What do you need to do to get good-paying partials?
This article will give you three simple tips to help you book partials that pay well. Now these are not the only keys, but they are based on the experience of some experienced hotshot truckers.
1. Fill 20 feet of your deck space with at least $1.20 a mile.
As for the rest, you can fill it up with either 80 cents or more. For example, let’s say you have one load going 2,000 miles paying $2,400. That comes to $1.20 per mile. Let’s say you have another load going 2,000 miles paying $2,000 — $1.00 a mile. All together, you get $4,400 on the trailer. With your deadhead and everything, it comes up to $2.00 a mile — very good.
Make sure that the broker does not give you a very short window of time for the delivery. So if it takes you three days to get there, make sure you have at least five so that will give you enough time to find the load and go pick it up.
Sometimes brokers tell you that the load is partial but when they send you a rate confirmation it says that the trailer must be empty at the shipper and at the receiver. That means that they only want their load to be on the trailer, not anyone else’s. That makes it very difficult to find something on the road to put on your trailer.
So whenever you get a partial, make sure the broker does not mention on the rate confirmation that the trailer needs to be empty at the shipper or at the receiver. Sometimes what these brokers do is they give you a partial but then they say that the trailer must be empty or empty at the shipper and at the receiver. That means that you really cannot put anything on it.
So if you go in with a load on your trailer the shipper may not may know about it and then they probably will not like the fact that you have a load on your trailer because the shipper has paid for a full load but the broker is giving it out as partial so they can keep the majority of it. Things like that happen sometimes you just have to be aware of it.
2. Consider doing long haul (1,500 miles or more).
Why? Because it takes a lot of time to find a partial, go deadhead there, and pick it up. If you usually have 2-3 partials, it’s a lot of work. If you’re only going 500 miles, it’s just not worth it. But if it’s 1,500 miles or more then obviously it would be a good idea because by then it pays for your time to get loaded and unloaded. So a 2,000 mile run for $4,400 is good money.
So if you are doing partials, make sure it is 1,500 miles or more. But first, make sure you fill up the 20 feet of deck space with at least a $1.20 dollar a mile and then fill it up the rest with more.
3. Do not get greedy.

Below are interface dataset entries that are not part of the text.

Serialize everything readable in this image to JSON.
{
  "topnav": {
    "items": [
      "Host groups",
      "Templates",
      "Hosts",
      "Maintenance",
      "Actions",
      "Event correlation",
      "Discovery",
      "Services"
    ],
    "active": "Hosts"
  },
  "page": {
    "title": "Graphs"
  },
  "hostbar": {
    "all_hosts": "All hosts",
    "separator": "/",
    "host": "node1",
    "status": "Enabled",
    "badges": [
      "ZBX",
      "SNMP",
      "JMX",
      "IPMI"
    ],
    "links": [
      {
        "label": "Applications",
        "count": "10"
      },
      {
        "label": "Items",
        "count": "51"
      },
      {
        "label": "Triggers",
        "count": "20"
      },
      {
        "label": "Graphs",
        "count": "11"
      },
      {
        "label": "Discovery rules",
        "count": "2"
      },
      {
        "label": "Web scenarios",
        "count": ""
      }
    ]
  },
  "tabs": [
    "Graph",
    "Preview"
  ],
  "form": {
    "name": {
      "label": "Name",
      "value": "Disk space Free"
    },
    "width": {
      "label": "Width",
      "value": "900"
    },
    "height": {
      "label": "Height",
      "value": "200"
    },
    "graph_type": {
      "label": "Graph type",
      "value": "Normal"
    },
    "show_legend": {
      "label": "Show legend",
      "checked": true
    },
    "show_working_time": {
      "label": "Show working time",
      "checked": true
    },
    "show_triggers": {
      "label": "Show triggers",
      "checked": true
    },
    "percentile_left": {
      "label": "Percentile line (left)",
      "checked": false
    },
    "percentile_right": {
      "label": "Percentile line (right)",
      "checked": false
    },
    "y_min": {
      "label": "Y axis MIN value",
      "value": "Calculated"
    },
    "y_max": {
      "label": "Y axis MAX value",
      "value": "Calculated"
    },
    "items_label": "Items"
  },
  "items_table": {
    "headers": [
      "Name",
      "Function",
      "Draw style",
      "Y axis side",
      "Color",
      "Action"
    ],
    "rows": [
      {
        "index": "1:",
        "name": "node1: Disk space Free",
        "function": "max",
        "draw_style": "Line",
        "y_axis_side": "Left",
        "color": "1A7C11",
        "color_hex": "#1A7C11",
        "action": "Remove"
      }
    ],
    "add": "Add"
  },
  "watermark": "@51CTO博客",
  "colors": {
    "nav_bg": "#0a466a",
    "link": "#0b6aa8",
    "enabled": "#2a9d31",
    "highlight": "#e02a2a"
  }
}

For example, let’s say you already got a partial for $1.20. Then you got another partial that was paying only a dollar. If you get greedy and insist on another $1.20, the broker may say they will call the customer and let you know but he may never get back to you. So you don’t want to be too greedy and lose out on a potential load. Go ahead and lock it in when you can. Just make sure that all your miles are more than $1.80 or something like that.
The Bottom Line
In summary, make sure you have at least 20 feet of your trailer filled with $1.20. Because if you have two partials set up and the one cancels out on you so you still don’t have to run the entire trip and lose money on it. Secondly, consider doing long-haul (over 1,500 miles). And finally, don’t get greedy. Just lock it in. Otherwise, the broker may give it to someone else.